> _Items from a data source_:
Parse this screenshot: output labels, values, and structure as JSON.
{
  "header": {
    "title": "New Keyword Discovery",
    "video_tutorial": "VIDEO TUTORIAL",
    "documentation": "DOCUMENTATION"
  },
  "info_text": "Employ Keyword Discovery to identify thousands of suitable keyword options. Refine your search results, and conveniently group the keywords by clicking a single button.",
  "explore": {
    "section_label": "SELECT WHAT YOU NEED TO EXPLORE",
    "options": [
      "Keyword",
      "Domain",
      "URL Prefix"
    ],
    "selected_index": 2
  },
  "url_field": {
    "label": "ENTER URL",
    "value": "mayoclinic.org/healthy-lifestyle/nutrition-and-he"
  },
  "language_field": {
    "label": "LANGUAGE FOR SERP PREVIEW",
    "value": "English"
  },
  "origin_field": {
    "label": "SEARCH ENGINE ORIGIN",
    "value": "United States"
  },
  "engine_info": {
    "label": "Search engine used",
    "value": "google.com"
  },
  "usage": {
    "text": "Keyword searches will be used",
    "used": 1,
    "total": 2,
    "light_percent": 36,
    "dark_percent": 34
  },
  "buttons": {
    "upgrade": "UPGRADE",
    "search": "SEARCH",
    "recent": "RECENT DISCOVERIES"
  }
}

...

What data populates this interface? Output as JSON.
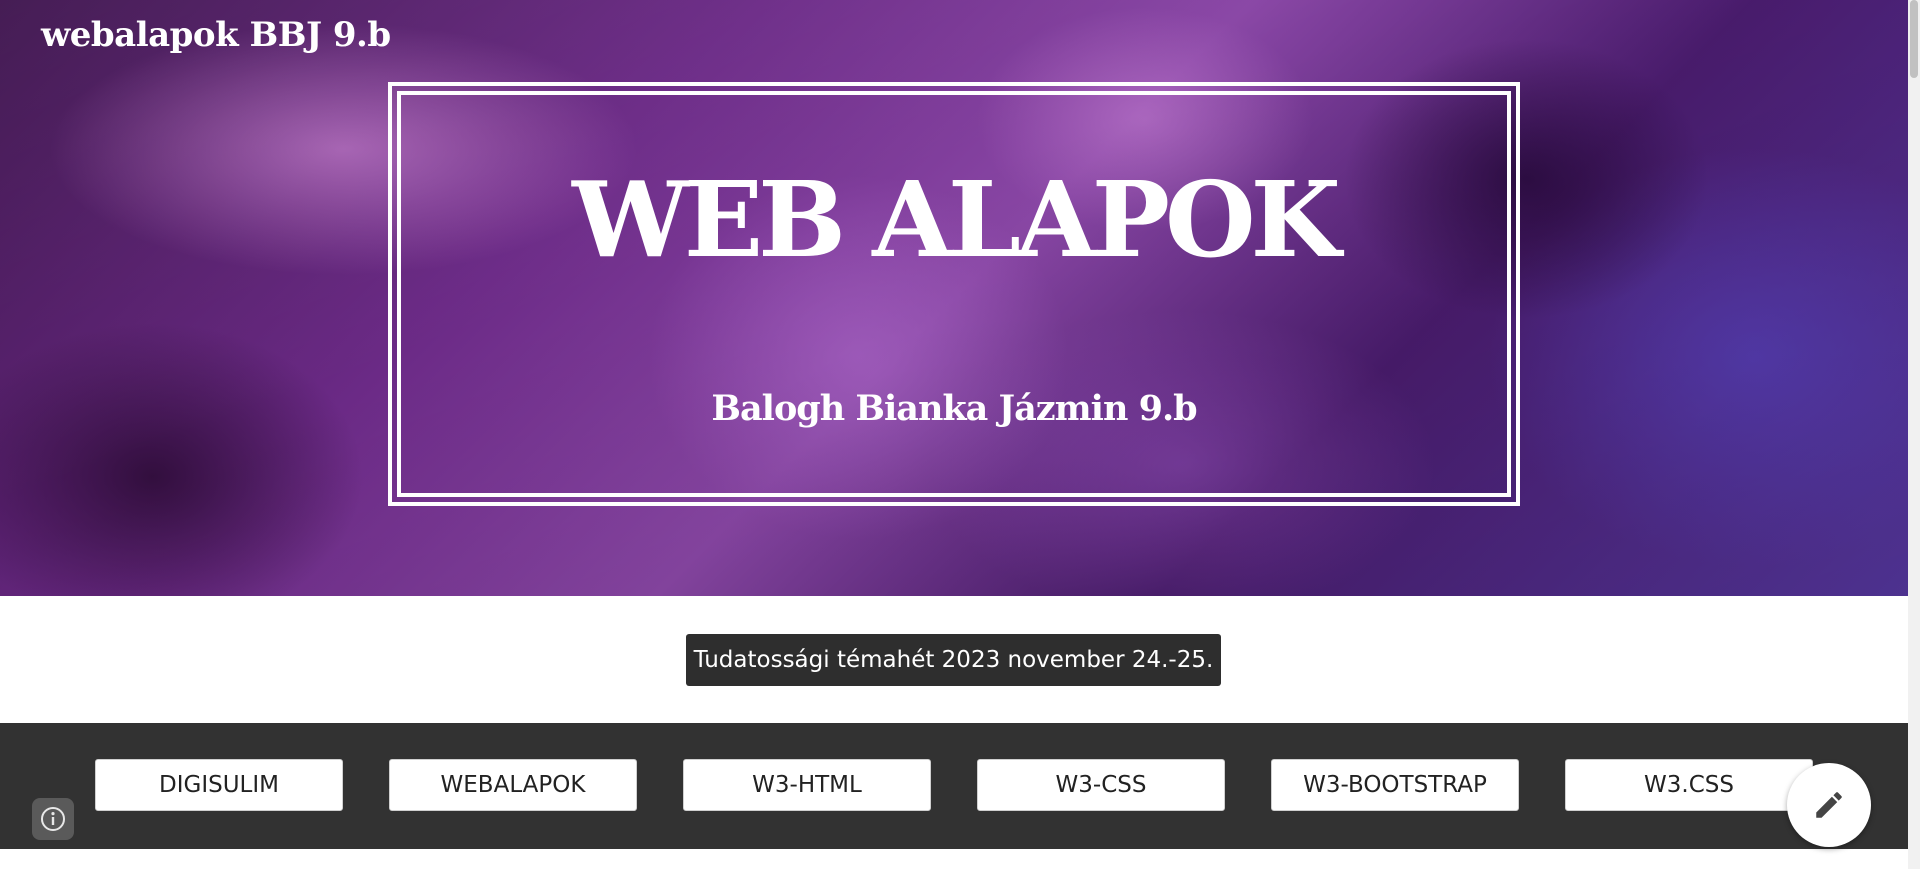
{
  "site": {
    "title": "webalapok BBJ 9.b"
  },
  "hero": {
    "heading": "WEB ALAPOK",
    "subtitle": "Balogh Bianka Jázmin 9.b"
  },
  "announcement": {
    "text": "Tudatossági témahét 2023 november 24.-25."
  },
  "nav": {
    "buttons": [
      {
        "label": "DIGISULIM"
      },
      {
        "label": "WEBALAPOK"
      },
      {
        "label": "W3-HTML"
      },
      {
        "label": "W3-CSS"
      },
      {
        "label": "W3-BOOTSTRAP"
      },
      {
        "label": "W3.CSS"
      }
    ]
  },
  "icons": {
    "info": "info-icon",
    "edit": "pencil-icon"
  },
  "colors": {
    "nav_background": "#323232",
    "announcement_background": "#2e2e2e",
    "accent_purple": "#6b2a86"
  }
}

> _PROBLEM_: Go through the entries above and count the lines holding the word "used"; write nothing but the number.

> _RESULT OF THE EXERCISE_: 3